  • $\delta_{0,k} = 0$ for $k > 0$.
  • $\delta_{n,k} = \delta_{n-1,k} + \delta_{n-2,k-1}$, where the first term corresponds to the case in which the first edge is chosen, and the other to the case in which the first edge is not chosen.

We can solve this recurrence and obtain $\delta_{n,k} = \binom{n-k+1}{k}$. Indeed, this satisfies the two base cases, and the inductive case is just Pascal's identity $\binom{n-k+1}{k} = \binom{n-k}{k} + \binom{n-k}{k-1}$.

To compute $\gamma_{n,k}$, choose a first edge arbitrarily.

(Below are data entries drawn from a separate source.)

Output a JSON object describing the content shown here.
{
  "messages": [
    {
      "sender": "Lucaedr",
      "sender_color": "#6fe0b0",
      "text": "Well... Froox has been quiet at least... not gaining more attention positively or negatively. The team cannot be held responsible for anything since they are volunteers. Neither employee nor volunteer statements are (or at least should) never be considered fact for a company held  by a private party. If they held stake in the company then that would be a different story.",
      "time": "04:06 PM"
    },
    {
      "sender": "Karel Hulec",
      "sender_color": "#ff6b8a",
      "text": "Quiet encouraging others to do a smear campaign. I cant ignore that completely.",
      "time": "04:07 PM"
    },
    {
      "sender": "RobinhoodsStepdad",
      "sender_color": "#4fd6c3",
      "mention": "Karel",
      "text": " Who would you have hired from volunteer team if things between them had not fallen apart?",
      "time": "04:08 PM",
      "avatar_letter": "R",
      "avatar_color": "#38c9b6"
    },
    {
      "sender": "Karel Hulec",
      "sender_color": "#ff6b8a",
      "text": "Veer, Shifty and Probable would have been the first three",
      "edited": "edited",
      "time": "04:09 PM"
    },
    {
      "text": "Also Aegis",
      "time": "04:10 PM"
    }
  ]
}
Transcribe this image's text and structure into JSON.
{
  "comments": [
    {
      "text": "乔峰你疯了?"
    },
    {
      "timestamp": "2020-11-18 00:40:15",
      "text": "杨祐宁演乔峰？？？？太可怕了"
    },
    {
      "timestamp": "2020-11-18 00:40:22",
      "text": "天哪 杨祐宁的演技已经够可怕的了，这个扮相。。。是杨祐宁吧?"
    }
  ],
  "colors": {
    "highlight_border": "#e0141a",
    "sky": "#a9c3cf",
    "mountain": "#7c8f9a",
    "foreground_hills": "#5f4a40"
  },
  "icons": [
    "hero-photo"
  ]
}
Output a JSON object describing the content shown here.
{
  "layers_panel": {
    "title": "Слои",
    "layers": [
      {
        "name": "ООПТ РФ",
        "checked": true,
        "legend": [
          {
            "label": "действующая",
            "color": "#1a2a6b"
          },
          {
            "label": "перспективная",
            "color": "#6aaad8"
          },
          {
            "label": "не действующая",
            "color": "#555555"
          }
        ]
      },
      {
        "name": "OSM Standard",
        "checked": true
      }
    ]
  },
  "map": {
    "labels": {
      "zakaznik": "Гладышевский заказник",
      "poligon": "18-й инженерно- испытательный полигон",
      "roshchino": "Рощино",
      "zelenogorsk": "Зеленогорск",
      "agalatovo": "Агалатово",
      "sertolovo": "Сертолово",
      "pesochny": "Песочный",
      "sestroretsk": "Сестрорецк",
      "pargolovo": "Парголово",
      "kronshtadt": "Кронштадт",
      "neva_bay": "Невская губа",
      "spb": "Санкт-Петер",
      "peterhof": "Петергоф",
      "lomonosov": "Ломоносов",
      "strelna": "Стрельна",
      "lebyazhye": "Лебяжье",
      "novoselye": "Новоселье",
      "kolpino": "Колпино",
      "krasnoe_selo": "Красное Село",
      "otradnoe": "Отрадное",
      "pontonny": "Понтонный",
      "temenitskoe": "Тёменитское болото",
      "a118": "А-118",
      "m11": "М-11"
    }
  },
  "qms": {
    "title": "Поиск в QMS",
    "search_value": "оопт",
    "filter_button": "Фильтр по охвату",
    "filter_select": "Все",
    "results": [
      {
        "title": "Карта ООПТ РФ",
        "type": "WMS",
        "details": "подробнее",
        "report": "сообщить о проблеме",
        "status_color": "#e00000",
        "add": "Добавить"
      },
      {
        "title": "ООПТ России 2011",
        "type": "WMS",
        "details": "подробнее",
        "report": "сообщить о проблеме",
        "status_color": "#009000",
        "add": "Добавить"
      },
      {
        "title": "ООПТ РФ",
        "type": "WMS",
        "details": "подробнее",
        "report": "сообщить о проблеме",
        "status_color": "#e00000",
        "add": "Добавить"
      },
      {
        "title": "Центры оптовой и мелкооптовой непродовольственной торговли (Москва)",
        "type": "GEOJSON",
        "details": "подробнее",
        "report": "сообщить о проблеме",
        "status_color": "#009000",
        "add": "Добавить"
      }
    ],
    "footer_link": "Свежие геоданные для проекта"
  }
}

If it is chosen, we are left with a choice of $k-1$ edges in a path of length $n-3$, and otherwise we are left with a choice of $k$ edges in a path of length $n-1$. In other words, $$ \gamma_{n,k} = \delta_{n-1,k} + \delta_{n-3,k-1} = \binom{n-k}{k} + \binom{n-k-1}{k-1}. $$ This gives $$ \begin{align*} \gamma_{n,0} &= 1, \\ \gamma_{n,1} &= \binom{n-1}{1} + \binom{n-2}{0} = (n-1) + 1 = n, \\ \gamma_{n,2} &= \binom{n-2}{2} + \binom{n-3}{1} = \frac{(n-2)(n-3)}{2} + (n-3) = \frac{n(n-3)}{2}, \end{align*} $$ and so on. Note that there is a difference in normalization: you count the edges with order, and I count them without order. This explains the factor of 2 in $\gamma_{n,2}$. In general, to take the order into account you need to multiply $\gamma_{n,k}$ by $k!$.


Your Answer

By clicking “Post Your Answer”, you agree to our terms of service, privacy policy and cookie policy

Not the answer you're looking for? Browse other questions tagged or ask your own question.